■ TO DO ■
Each line of the data below goes into the copy exactly; pictures do not.

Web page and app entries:
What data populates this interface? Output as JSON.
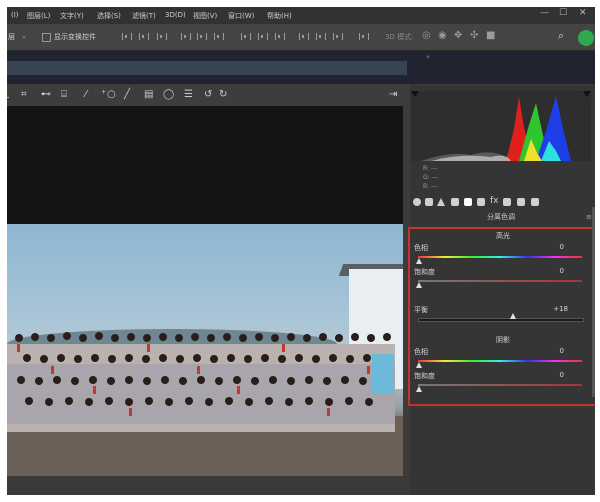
{
  "menubar": {
    "items": [
      "(I)",
      "图层(L)",
      "文字(Y)",
      "选择(S)",
      "滤镜(T)",
      "3D(D)",
      "视图(V)",
      "窗口(W)",
      "帮助(H)"
    ],
    "min": "—",
    "max": "☐",
    "close": "✕"
  },
  "optbar": {
    "dropdown": "层",
    "checkbox_label": "显示变换控件",
    "mode3d": "3D 模式:"
  },
  "camera_raw": {
    "histogram": {
      "r": "R: ---",
      "g": "G: ---",
      "b": "B: ---"
    },
    "section_title": "分离色调",
    "highlights": {
      "title": "高光",
      "hue_label": "色相",
      "hue_value": "0",
      "sat_label": "饱和度",
      "sat_value": "0"
    },
    "balance": {
      "label": "平衡",
      "value": "+18"
    },
    "shadows": {
      "title": "阴影",
      "hue_label": "色相",
      "hue_value": "0",
      "sat_label": "饱和度",
      "sat_value": "0"
    }
  },
  "colors": {
    "highlight_box": "#c8322c",
    "accent_green": "#2fa84f"
  }
}
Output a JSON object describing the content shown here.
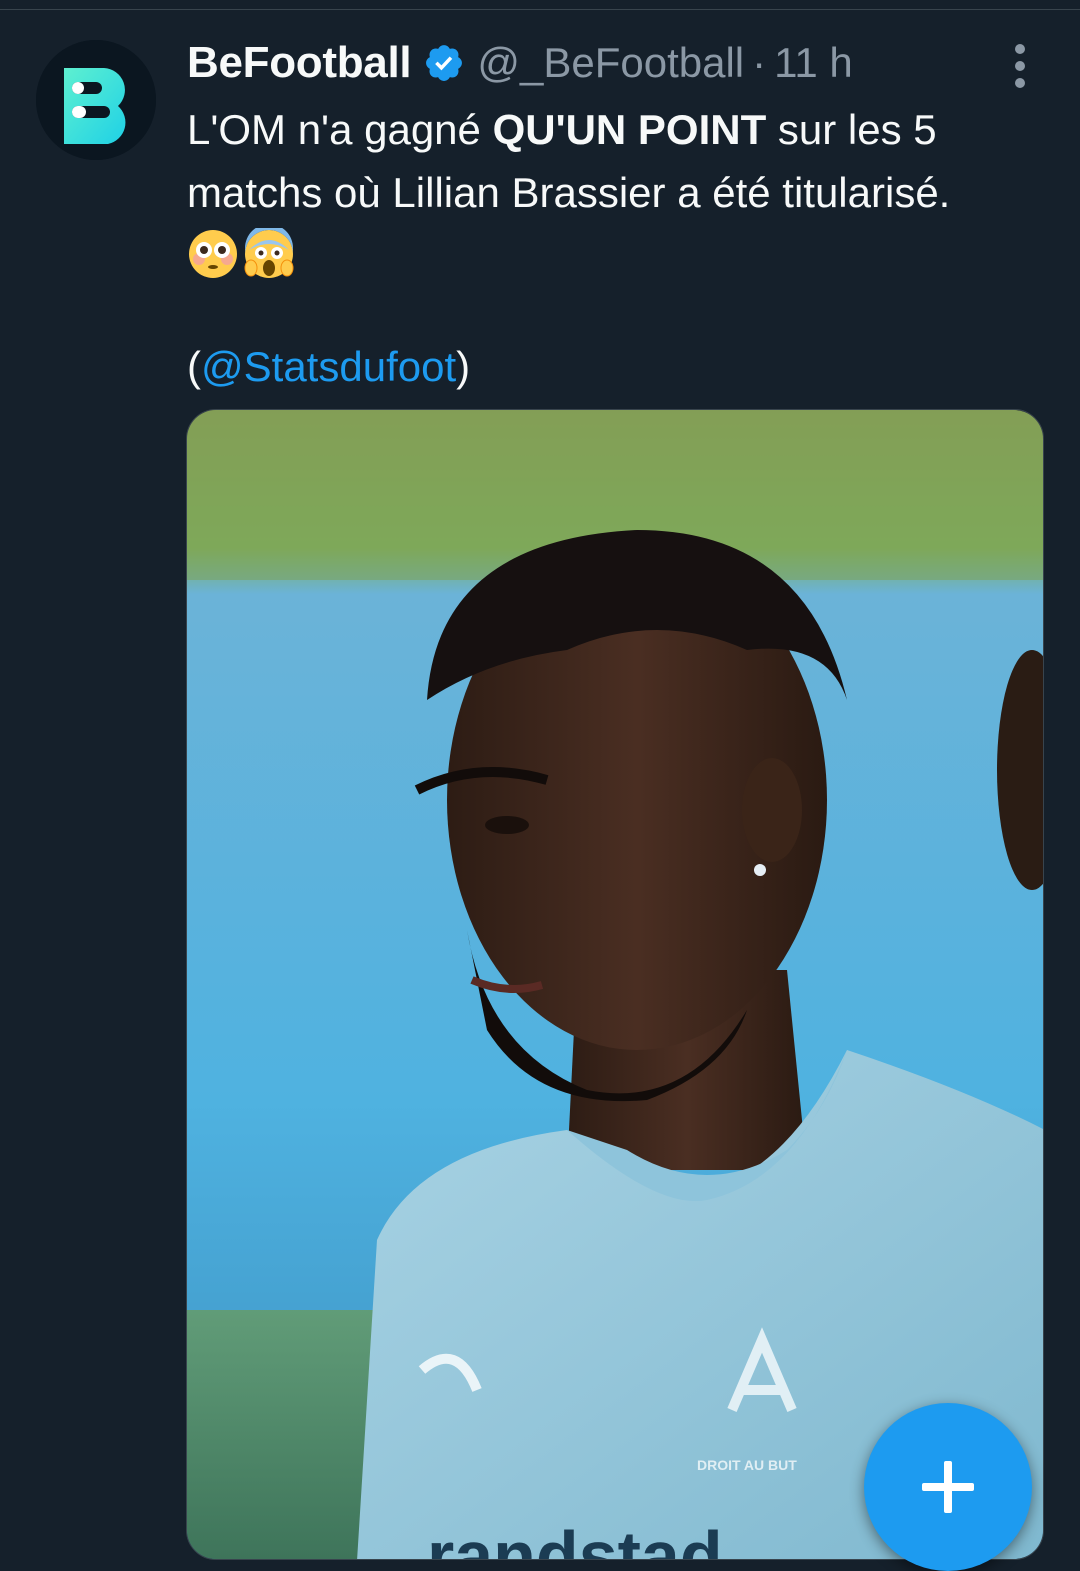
{
  "tweet": {
    "author": {
      "display_name": "BeFootball",
      "handle": "@_BeFootball",
      "verified": true,
      "avatar_icon": "befootball-logo-icon"
    },
    "separator": "·",
    "time": "11 h",
    "text": {
      "part1": "L'OM n'a gagné ",
      "bold": "QU'UN POINT",
      "part2": " sur les 5 matchs où Lillian Brassier a été titularisé.",
      "emojis": [
        "flushed-face-icon",
        "screaming-face-icon"
      ]
    },
    "credit": {
      "open": "(",
      "mention": "@Statsdufoot",
      "close": ")"
    },
    "media": {
      "description_icon": "player-photo",
      "jersey_text": "DROIT AU BUT",
      "sponsor_text": "randstad"
    }
  },
  "fab": {
    "icon": "plus-icon"
  },
  "colors": {
    "background": "#15202b",
    "text": "#f7f9f9",
    "muted": "#8b98a5",
    "accent": "#1d9bf0"
  }
}
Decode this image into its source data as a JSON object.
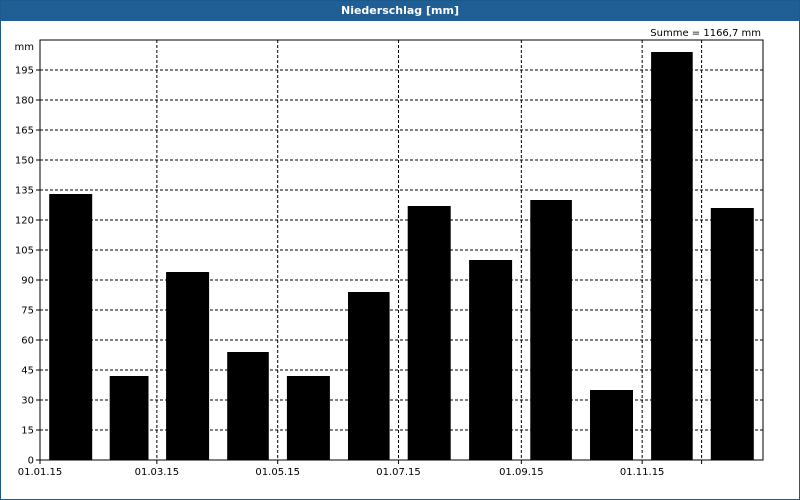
{
  "window": {
    "title": "Niederschlag [mm]"
  },
  "summary_text": "Summe = 1166,7 mm",
  "chart_data": {
    "type": "bar",
    "title": "Niederschlag [mm]",
    "ylabel": "mm",
    "xlabel": "",
    "ylim": [
      0,
      210
    ],
    "yticks": [
      0,
      15,
      30,
      45,
      60,
      75,
      90,
      105,
      120,
      135,
      150,
      165,
      180,
      195
    ],
    "categories": [
      "Jan 2015",
      "Feb 2015",
      "Mar 2015",
      "Apr 2015",
      "May 2015",
      "Jun 2015",
      "Jul 2015",
      "Aug 2015",
      "Sep 2015",
      "Oct 2015",
      "Nov 2015",
      "Dec 2015"
    ],
    "values": [
      133,
      42,
      94,
      54,
      42,
      84,
      127,
      100,
      130,
      35,
      204,
      126
    ],
    "xtick_labels": [
      "01.01.15",
      "01.03.15",
      "01.05.15",
      "01.07.15",
      "01.09.15",
      "01.11.15"
    ],
    "xtick_months": [
      0,
      2,
      4,
      6,
      8,
      10
    ],
    "grid": true,
    "bar_color": "#000000",
    "summary": "Summe = 1166,7 mm"
  },
  "colors": {
    "titlebar": "#1f5f95",
    "bar": "#000000",
    "grid": "#000000"
  }
}
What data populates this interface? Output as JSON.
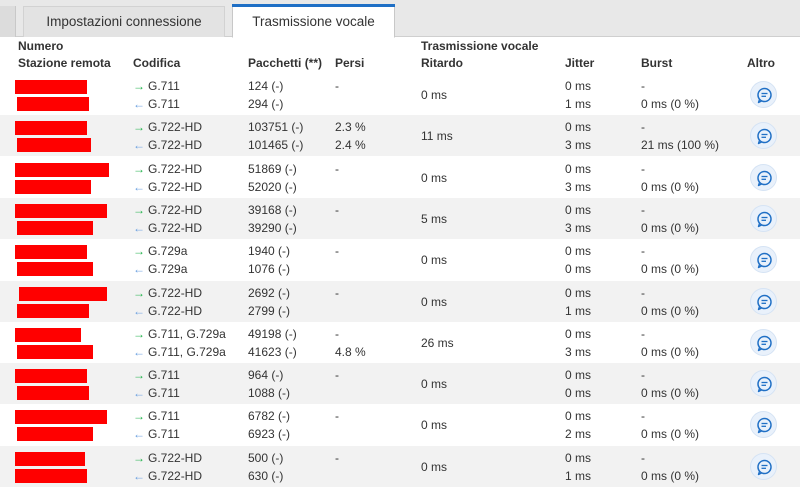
{
  "tabs": {
    "connection": "Impostazioni connessione",
    "voice": "Trasmissione vocale"
  },
  "headers": {
    "number": "Numero",
    "remote": "Stazione remota",
    "codec": "Codifica",
    "packets": "Pacchetti (**)",
    "lost": "Persi",
    "voice_group": "Trasmissione vocale",
    "delay": "Ritardo",
    "jitter": "Jitter",
    "burst": "Burst",
    "more": "Altro"
  },
  "icons": {
    "out": "right-arrow-icon",
    "in": "left-arrow-icon",
    "more": "chat-bubble-icon"
  },
  "colors": {
    "accent": "#1f6fc5",
    "redaction": "#ff0000",
    "arrow_out": "#21b24b",
    "arrow_in": "#6ba0e0"
  },
  "rows": [
    {
      "codec_out": "G.711",
      "codec_in": "G.711",
      "pkt_out": "124 (-)",
      "pkt_in": "294 (-)",
      "lost_out": "-",
      "lost_in": "",
      "delay": "0 ms",
      "jit_out": "0 ms",
      "jit_in": "1 ms",
      "burst_out": "-",
      "burst_in": "0 ms (0 %)"
    },
    {
      "codec_out": "G.722-HD",
      "codec_in": "G.722-HD",
      "pkt_out": "103751 (-)",
      "pkt_in": "101465 (-)",
      "lost_out": "2.3 %",
      "lost_in": "2.4 %",
      "delay": "11 ms",
      "jit_out": "0 ms",
      "jit_in": "3 ms",
      "burst_out": "-",
      "burst_in": "21 ms (100 %)"
    },
    {
      "codec_out": "G.722-HD",
      "codec_in": "G.722-HD",
      "pkt_out": "51869 (-)",
      "pkt_in": "52020 (-)",
      "lost_out": "-",
      "lost_in": "",
      "delay": "0 ms",
      "jit_out": "0 ms",
      "jit_in": "3 ms",
      "burst_out": "-",
      "burst_in": "0 ms (0 %)"
    },
    {
      "codec_out": "G.722-HD",
      "codec_in": "G.722-HD",
      "pkt_out": "39168 (-)",
      "pkt_in": "39290 (-)",
      "lost_out": "-",
      "lost_in": "",
      "delay": "5 ms",
      "jit_out": "0 ms",
      "jit_in": "3 ms",
      "burst_out": "-",
      "burst_in": "0 ms (0 %)"
    },
    {
      "codec_out": "G.729a",
      "codec_in": "G.729a",
      "pkt_out": "1940 (-)",
      "pkt_in": "1076 (-)",
      "lost_out": "-",
      "lost_in": "",
      "delay": "0 ms",
      "jit_out": "0 ms",
      "jit_in": "0 ms",
      "burst_out": "-",
      "burst_in": "0 ms (0 %)"
    },
    {
      "codec_out": "G.722-HD",
      "codec_in": "G.722-HD",
      "pkt_out": "2692 (-)",
      "pkt_in": "2799 (-)",
      "lost_out": "-",
      "lost_in": "",
      "delay": "0 ms",
      "jit_out": "0 ms",
      "jit_in": "1 ms",
      "burst_out": "-",
      "burst_in": "0 ms (0 %)"
    },
    {
      "codec_out": "G.711, G.729a",
      "codec_in": "G.711, G.729a",
      "pkt_out": "49198 (-)",
      "pkt_in": "41623 (-)",
      "lost_out": "-",
      "lost_in": "4.8 %",
      "delay": "26 ms",
      "jit_out": "0 ms",
      "jit_in": "3 ms",
      "burst_out": "-",
      "burst_in": "0 ms (0 %)"
    },
    {
      "codec_out": "G.711",
      "codec_in": "G.711",
      "pkt_out": "964 (-)",
      "pkt_in": "1088 (-)",
      "lost_out": "-",
      "lost_in": "",
      "delay": "0 ms",
      "jit_out": "0 ms",
      "jit_in": "0 ms",
      "burst_out": "-",
      "burst_in": "0 ms (0 %)"
    },
    {
      "codec_out": "G.711",
      "codec_in": "G.711",
      "pkt_out": "6782 (-)",
      "pkt_in": "6923 (-)",
      "lost_out": "-",
      "lost_in": "",
      "delay": "0 ms",
      "jit_out": "0 ms",
      "jit_in": "2 ms",
      "burst_out": "-",
      "burst_in": "0 ms (0 %)"
    },
    {
      "codec_out": "G.722-HD",
      "codec_in": "G.722-HD",
      "pkt_out": "500 (-)",
      "pkt_in": "630 (-)",
      "lost_out": "-",
      "lost_in": "",
      "delay": "0 ms",
      "jit_out": "0 ms",
      "jit_in": "1 ms",
      "burst_out": "-",
      "burst_in": "0 ms (0 %)"
    }
  ]
}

■ RESULT FOR THIS EXERCISE ■
What data populates this interface? Output as JSON.
{
  "menubar": {
    "items": [
      "(I)",
      "图层(L)",
      "文字(Y)",
      "选择(S)",
      "滤镜(T)",
      "3D(D)",
      "视图(V)",
      "窗口(W)",
      "帮助(H)"
    ],
    "min": "—",
    "max": "☐",
    "close": "✕"
  },
  "optbar": {
    "dropdown": "层",
    "checkbox_label": "显示变换控件",
    "mode3d": "3D 模式:"
  },
  "camera_raw": {
    "histogram": {
      "r": "R: ---",
      "g": "G: ---",
      "b": "B: ---"
    },
    "section_title": "分离色调",
    "highlights": {
      "title": "高光",
      "hue_label": "色相",
      "hue_value": "0",
      "sat_label": "饱和度",
      "sat_value": "0"
    },
    "balance": {
      "label": "平衡",
      "value": "+18"
    },
    "shadows": {
      "title": "阴影",
      "hue_label": "色相",
      "hue_value": "0",
      "sat_label": "饱和度",
      "sat_value": "0"
    }
  },
  "colors": {
    "highlight_box": "#c8322c",
    "accent_green": "#2fa84f"
  }
}
Output a JSON object describing the content shown here.
{
  "tweet": {
    "author": {
      "display_name": "BeFootball",
      "handle": "@_BeFootball",
      "verified": true,
      "avatar_icon": "befootball-logo-icon"
    },
    "separator": "·",
    "time": "11 h",
    "text": {
      "part1": "L'OM n'a gagné ",
      "bold": "QU'UN POINT",
      "part2": " sur les 5 matchs où Lillian Brassier a été titularisé.",
      "emojis": [
        "flushed-face-icon",
        "screaming-face-icon"
      ]
    },
    "credit": {
      "open": "(",
      "mention": "@Statsdufoot",
      "close": ")"
    },
    "media": {
      "description_icon": "player-photo",
      "jersey_text": "DROIT AU BUT",
      "sponsor_text": "randstad"
    }
  },
  "fab": {
    "icon": "plus-icon"
  },
  "colors": {
    "background": "#15202b",
    "text": "#f7f9f9",
    "muted": "#8b98a5",
    "accent": "#1d9bf0"
  }
}
Decode this image into its source data as a JSON object.
{
  "window": {
    "title": "Niederschlag [mm]"
  },
  "summary_text": "Summe = 1166,7 mm",
  "chart_data": {
    "type": "bar",
    "title": "Niederschlag [mm]",
    "ylabel": "mm",
    "xlabel": "",
    "ylim": [
      0,
      210
    ],
    "yticks": [
      0,
      15,
      30,
      45,
      60,
      75,
      90,
      105,
      120,
      135,
      150,
      165,
      180,
      195
    ],
    "categories": [
      "Jan 2015",
      "Feb 2015",
      "Mar 2015",
      "Apr 2015",
      "May 2015",
      "Jun 2015",
      "Jul 2015",
      "Aug 2015",
      "Sep 2015",
      "Oct 2015",
      "Nov 2015",
      "Dec 2015"
    ],
    "values": [
      133,
      42,
      94,
      54,
      42,
      84,
      127,
      100,
      130,
      35,
      204,
      126
    ],
    "xtick_labels": [
      "01.01.15",
      "01.03.15",
      "01.05.15",
      "01.07.15",
      "01.09.15",
      "01.11.15"
    ],
    "xtick_months": [
      0,
      2,
      4,
      6,
      8,
      10
    ],
    "grid": true,
    "bar_color": "#000000",
    "summary": "Summe = 1166,7 mm"
  },
  "colors": {
    "titlebar": "#1f5f95",
    "bar": "#000000",
    "grid": "#000000"
  }
}
What data populates this interface? Output as JSON.
{
  "tabs": {
    "connection": "Impostazioni connessione",
    "voice": "Trasmissione vocale"
  },
  "headers": {
    "number": "Numero",
    "remote": "Stazione remota",
    "codec": "Codifica",
    "packets": "Pacchetti (**)",
    "lost": "Persi",
    "voice_group": "Trasmissione vocale",
    "delay": "Ritardo",
    "jitter": "Jitter",
    "burst": "Burst",
    "more": "Altro"
  },
  "icons": {
    "out": "right-arrow-icon",
    "in": "left-arrow-icon",
    "more": "chat-bubble-icon"
  },
  "colors": {
    "accent": "#1f6fc5",
    "redaction": "#ff0000",
    "arrow_out": "#21b24b",
    "arrow_in": "#6ba0e0"
  },
  "rows": [
    {
      "codec_out": "G.711",
      "codec_in": "G.711",
      "pkt_out": "124 (-)",
      "pkt_in": "294 (-)",
      "lost_out": "-",
      "lost_in": "",
      "delay": "0 ms",
      "jit_out": "0 ms",
      "jit_in": "1 ms",
      "burst_out": "-",
      "burst_in": "0 ms (0 %)"
    },
    {
      "codec_out": "G.722-HD",
      "codec_in": "G.722-HD",
      "pkt_out": "103751 (-)",
      "pkt_in": "101465 (-)",
      "lost_out": "2.3 %",
      "lost_in": "2.4 %",
      "delay": "11 ms",
      "jit_out": "0 ms",
      "jit_in": "3 ms",
      "burst_out": "-",
      "burst_in": "21 ms (100 %)"
    },
    {
      "codec_out": "G.722-HD",
      "codec_in": "G.722-HD",
      "pkt_out": "51869 (-)",
      "pkt_in": "52020 (-)",
      "lost_out": "-",
      "lost_in": "",
      "delay": "0 ms",
      "jit_out": "0 ms",
      "jit_in": "3 ms",
      "burst_out": "-",
      "burst_in": "0 ms (0 %)"
    },
    {
      "codec_out": "G.722-HD",
      "codec_in": "G.722-HD",
      "pkt_out": "39168 (-)",
      "pkt_in": "39290 (-)",
      "lost_out": "-",
      "lost_in": "",
      "delay": "5 ms",
      "jit_out": "0 ms",
      "jit_in": "3 ms",
      "burst_out": "-",
      "burst_in": "0 ms (0 %)"
    },
    {
      "codec_out": "G.729a",
      "codec_in": "G.729a",
      "pkt_out": "1940 (-)",
      "pkt_in": "1076 (-)",
      "lost_out": "-",
      "lost_in": "",
      "delay": "0 ms",
      "jit_out": "0 ms",
      "jit_in": "0 ms",
      "burst_out": "-",
      "burst_in": "0 ms (0 %)"
    },
    {
      "codec_out": "G.722-HD",
      "codec_in": "G.722-HD",
      "pkt_out": "2692 (-)",
      "pkt_in": "2799 (-)",
      "lost_out": "-",
      "lost_in": "",
      "delay": "0 ms",
      "jit_out": "0 ms",
      "jit_in": "1 ms",
      "burst_out": "-",
      "burst_in": "0 ms (0 %)"
    },
    {
      "codec_out": "G.711, G.729a",
      "codec_in": "G.711, G.729a",
      "pkt_out": "49198 (-)",
      "pkt_in": "41623 (-)",
      "lost_out": "-",
      "lost_in": "4.8 %",
      "delay": "26 ms",
      "jit_out": "0 ms",
      "jit_in": "3 ms",
      "burst_out": "-",
      "burst_in": "0 ms (0 %)"
    },
    {
      "codec_out": "G.711",
      "codec_in": "G.711",
      "pkt_out": "964 (-)",
      "pkt_in": "1088 (-)",
      "lost_out": "-",
      "lost_in": "",
      "delay": "0 ms",
      "jit_out": "0 ms",
      "jit_in": "0 ms",
      "burst_out": "-",
      "burst_in": "0 ms (0 %)"
    },
    {
      "codec_out": "G.711",
      "codec_in": "G.711",
      "pkt_out": "6782 (-)",
      "pkt_in": "6923 (-)",
      "lost_out": "-",
      "lost_in": "",
      "delay": "0 ms",
      "jit_out": "0 ms",
      "jit_in": "2 ms",
      "burst_out": "-",
      "burst_in": "0 ms (0 %)"
    },
    {
      "codec_out": "G.722-HD",
      "codec_in": "G.722-HD",
      "pkt_out": "500 (-)",
      "pkt_in": "630 (-)",
      "lost_out": "-",
      "lost_in": "",
      "delay": "0 ms",
      "jit_out": "0 ms",
      "jit_in": "1 ms",
      "burst_out": "-",
      "burst_in": "0 ms (0 %)"
    }
  ]
}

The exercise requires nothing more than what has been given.